My children have heard the Bible (and as far as I can tell it hasn’t ruined them…). But Sullivan’s respect for young children, and her desire to attend to their level of readiness before burdening them with certain kinds of knowledge, has been important to me. One day in church not too long ago, beside the coat racks, a little boy turned to me with an outraged expression, pointed at another little boy, and gasped, “He believes in evolution!!” Maybe dogmatism is about all that can be instilled by addressing certain kinds of arguments too soon. I really think that waiting until students are ready to engage more complex issues using moral reasoning, and then working through those issues together in the context of the family and the church (rather than a curriculum package or a book), is the best approach.

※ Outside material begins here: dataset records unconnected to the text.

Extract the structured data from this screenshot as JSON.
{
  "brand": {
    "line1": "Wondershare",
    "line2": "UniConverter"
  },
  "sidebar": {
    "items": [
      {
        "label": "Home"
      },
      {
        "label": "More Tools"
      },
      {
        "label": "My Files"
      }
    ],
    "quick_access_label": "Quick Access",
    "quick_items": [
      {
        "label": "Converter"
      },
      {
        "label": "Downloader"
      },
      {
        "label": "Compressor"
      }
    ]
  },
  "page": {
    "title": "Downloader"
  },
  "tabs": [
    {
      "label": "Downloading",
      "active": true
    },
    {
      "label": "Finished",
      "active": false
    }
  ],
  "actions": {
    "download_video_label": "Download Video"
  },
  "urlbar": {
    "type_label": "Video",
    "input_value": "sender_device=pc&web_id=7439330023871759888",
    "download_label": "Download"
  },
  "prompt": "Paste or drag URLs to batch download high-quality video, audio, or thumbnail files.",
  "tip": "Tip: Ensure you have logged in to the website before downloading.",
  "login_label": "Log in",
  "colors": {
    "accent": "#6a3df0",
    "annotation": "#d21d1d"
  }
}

Back to the subject at hand…
For math, both girls will use Saxon again. I’m happy with the results and comfortable with implementing the course. Older Daughter will begin with some logic puzzles next year as well. Spelling Workout continues to satisfy for spelling. And Younger Daughter will go on using First Language Lessons for the Well-Trained Mind for second grade grammar, and Zaner Bloser handwriting workbooks.
For Older Daughter, I want to make a change. We have used First Language Lessons (since 1st grade) and Writing with Ease (since 3rd grade), and though the texts are easy to use and effective at developing skills, we’re feeling restless — ready for some variety, and ready for more integration between the grammar and the writing instruction. I’ve been moving away from WWE, using the dictation exercises but letting my 4th grader’s summaries in reading and history be sufficient for the writing requirement. I’ve assigned a few different projects: a State Notebook, a photo essay, a description. I’m thinking of trying Rod and Staff next year, which weaves both writing and grammar instruction together in a systematic course.
The other snarl is foreign language in 5th grade. There is one more installment of the Latin for Children series we’ve been doing for the past two years, so it makes sense to complete it. Beyond that, I’m not sure I’m enough of a believer in the value of Latin instruction to continue with it. It has been useful in shedding light on English grammar, and it will be useful when we take up a modern language and see its roots in Latin. But beyond that I don’t yet see the purpose of years of study.
The Well-Trained Mind recommends starting a modern language simultaneously with Latin in 5th grade. I find myself balking at this. It seems like a heavier academic load than necessary for 5th grade. Besides that, the expense of Rosetta Stone or PowerSpeak is a bit staggering (upwards of $200 for a year). There is a Spanish course through Veritas Press, the originator of our Latin course, that costs less, but I have to admit that if and when we do it, Rosetta Stone is the most appealing program to me. I think we may forgo Spanish next year and continue with Latin, then make a break from Latin into a modern language the following year.
So that’s where things stand at this point with the core subjects. I’m sure there will be changes, but I like getting a head start on some of these choices. I have a box full of books to sell that looked really great when I bought them, but that ended up not being used or that we’ve outgrown. It’s interesting to see how my expectations have changed over the last few years. I’m not thinking there’s a perfect text out there, a silver bullet curriculum. I’m just hoping to make some good minimal choices and then tweak or supplement as needed.